Today, a newly released study by Boston Consulting Group (BCG) spotlights Ford longstanding commitment to building vehicles in Chicago and its contributions to the Illinois economy, including $6.8 billion to the state GDP and more than 60,000 direct and indirect jobs in the state.
“Ford is proud to serve as a key contributor to the Chicagoland economy for more than a century,” said John Savona, vice president, North America Manufacturing for Ford Motor Company. “While other manufacturers moved out of the city over the years, Ford has doubled down on Chicago, investing $1 billion to modernize our operations and build some of our most iconic vehicles, including America’s best-selling mid-size SUV, the Ford Explorer, along with the Lincoln Aviator and Police Interceptor SUV.”
Ford’s legacy in Chicago dates back to 1905, when the company opened its first branch office. Eight years later, Ford’s first local manufacturing plant opened in what is now the Bronzeville area, where a team of just 500 assembled approximately 175 vehicles daily. One hundred years ago, Ford purchased land along the Calumet River in South Chicago and broke ground on what would become Ford’s Chicago Assembly Plant. That facility, Ford’s oldest continuously operating assembly plant, has produced some of the company’s most iconic vehicles including the Model T, Model A, Thunderbird, Taurus and today’s Ford Explorer.

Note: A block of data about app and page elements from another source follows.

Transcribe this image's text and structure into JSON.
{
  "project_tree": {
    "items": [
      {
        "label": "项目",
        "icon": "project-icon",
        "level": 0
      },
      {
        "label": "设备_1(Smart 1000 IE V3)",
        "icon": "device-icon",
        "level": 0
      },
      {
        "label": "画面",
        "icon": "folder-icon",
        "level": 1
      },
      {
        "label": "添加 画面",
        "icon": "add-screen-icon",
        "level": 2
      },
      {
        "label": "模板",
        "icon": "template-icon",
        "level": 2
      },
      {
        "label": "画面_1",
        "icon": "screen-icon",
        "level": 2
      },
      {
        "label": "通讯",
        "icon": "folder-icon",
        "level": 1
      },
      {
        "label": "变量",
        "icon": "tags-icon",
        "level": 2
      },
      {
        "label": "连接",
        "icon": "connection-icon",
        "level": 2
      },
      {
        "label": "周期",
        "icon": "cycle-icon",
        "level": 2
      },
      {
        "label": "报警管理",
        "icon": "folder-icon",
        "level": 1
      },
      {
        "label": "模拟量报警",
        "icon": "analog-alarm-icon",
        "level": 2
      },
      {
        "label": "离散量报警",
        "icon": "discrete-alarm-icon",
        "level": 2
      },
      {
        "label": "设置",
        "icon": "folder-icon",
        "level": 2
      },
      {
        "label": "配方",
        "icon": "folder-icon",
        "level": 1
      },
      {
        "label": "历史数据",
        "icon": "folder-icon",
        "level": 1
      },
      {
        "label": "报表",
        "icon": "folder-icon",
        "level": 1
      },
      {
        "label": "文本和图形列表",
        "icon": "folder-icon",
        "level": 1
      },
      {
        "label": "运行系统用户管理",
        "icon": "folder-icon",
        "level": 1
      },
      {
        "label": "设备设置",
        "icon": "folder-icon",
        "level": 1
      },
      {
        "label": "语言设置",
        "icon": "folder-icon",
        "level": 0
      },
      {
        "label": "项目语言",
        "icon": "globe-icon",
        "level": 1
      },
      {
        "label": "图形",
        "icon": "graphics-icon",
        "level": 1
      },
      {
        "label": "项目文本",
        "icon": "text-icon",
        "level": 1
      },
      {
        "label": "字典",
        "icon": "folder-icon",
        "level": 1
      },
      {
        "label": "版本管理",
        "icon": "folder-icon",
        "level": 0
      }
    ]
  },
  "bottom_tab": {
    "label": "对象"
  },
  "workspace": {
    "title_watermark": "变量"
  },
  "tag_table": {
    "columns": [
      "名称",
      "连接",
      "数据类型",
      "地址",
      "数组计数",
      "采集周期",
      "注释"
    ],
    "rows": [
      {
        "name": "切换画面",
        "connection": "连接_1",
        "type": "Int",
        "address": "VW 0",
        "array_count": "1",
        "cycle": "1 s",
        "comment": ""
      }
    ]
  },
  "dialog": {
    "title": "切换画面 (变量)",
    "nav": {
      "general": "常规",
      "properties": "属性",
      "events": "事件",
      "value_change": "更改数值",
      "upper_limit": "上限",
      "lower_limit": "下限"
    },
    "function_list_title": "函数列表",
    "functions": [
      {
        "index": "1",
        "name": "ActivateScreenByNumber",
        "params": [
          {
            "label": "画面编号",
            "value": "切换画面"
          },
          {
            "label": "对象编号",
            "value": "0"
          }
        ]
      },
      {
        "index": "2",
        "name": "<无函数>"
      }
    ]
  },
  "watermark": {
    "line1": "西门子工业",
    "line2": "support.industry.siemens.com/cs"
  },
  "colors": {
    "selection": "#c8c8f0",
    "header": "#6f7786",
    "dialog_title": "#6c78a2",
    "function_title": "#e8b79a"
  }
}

In 2019, Ford invested $1 billion in its manufacturing and stamping plants to expand capacity for the production of the all-new Ford Explorer, Explorer Hybrid, Police Interceptor Utility and Lincoln Aviator at its Chicago Assembly Plant. With its introduction in 1990, the Chicago-built Ford Explorer helped redefine the SUV segment and 30 years later is America’s best-selling mid-size SUV with a 15 percent retail share of segment as of Q3 2020.
A newly released study by Boston Consulting Group underscores the substantial role Ford plays in creating jobs both in Chicago and across Illinois. Ford employs 7,100 people at its Chicago Assembly and Chicago Stamping plants on Chicago’s south side. The company’s manufacturing operations support an additional 23,000 supplier and community jobs, with Ford’s economic impact in Chicago totaling $2.9 billion.
Ford works with 319 suppliers across Illinois, and its combined production and non-production purchases in Illinois exceed $2.2 billion annually. Its statewide dealership network is more than 150 strong, supporting 6,700 direct employees and another 5,500 indirect dealer supplier and community jobs. Nationally, Ford supports roughly 1 million American jobs and filters $100 billion into the U.S. GDP.
Last month, Ford kicked off its “Built for America” brand campaign highlighting the company’s unique position as the top assembler of vehicles in America and largest employer of U.S. hourly autoworkers. The Ford F-Series plays an instrumental role in driving that economic impact. According to BCG, the F-Series is among the most valuable consumer goods in the U.S., generating more revenue than major companies such as McDonalds (U.S.), Nike, Coca-Cola and Netflix. Its flagship vehicle, the Ford F-150, is the most popular vehicle on the road in 39 out of 50 states, including Illinois.
Beyond economic contributions, Ford is stepping up to meet the needs of communities across the country. Ford and its UAW partners quickly ramped up production of personal protective equipment to protect health care workers, first responders and patients fighting COVID-19. Since March, Ford has produced nearly 60 million face masks, over 20 million face shields, 50,000 patient ventilators, 32,000 respirators and 1.6 million washable isolation gowns.
In partnership with its philanthropic arm, the Ford Motor Company Fund, local Ford dealerships and nonprofit partners, Ford has distributed more than 3.2 million disposable face masks to Illinois communities since September. This week, more than a dozen Chicago-area Ford dealerships are distributing an additional 200,000 face masks to schools, nonprofits and first responders in their communities.
“We are incredibly grateful for our dedicated Ford and UAW colleagues working to manufacture personal protective equipment for our communities,” said John Hennessy, owner of River View Ford in Oswego and former chairman of the Chicago Auto Show. “Whether we’re distributing face masks to our customers and neighbors or raising money for our local schools through a Drive 4 UR School fundraiser, our network of Ford dealerships will continue serving and strengthening the communities we call home.”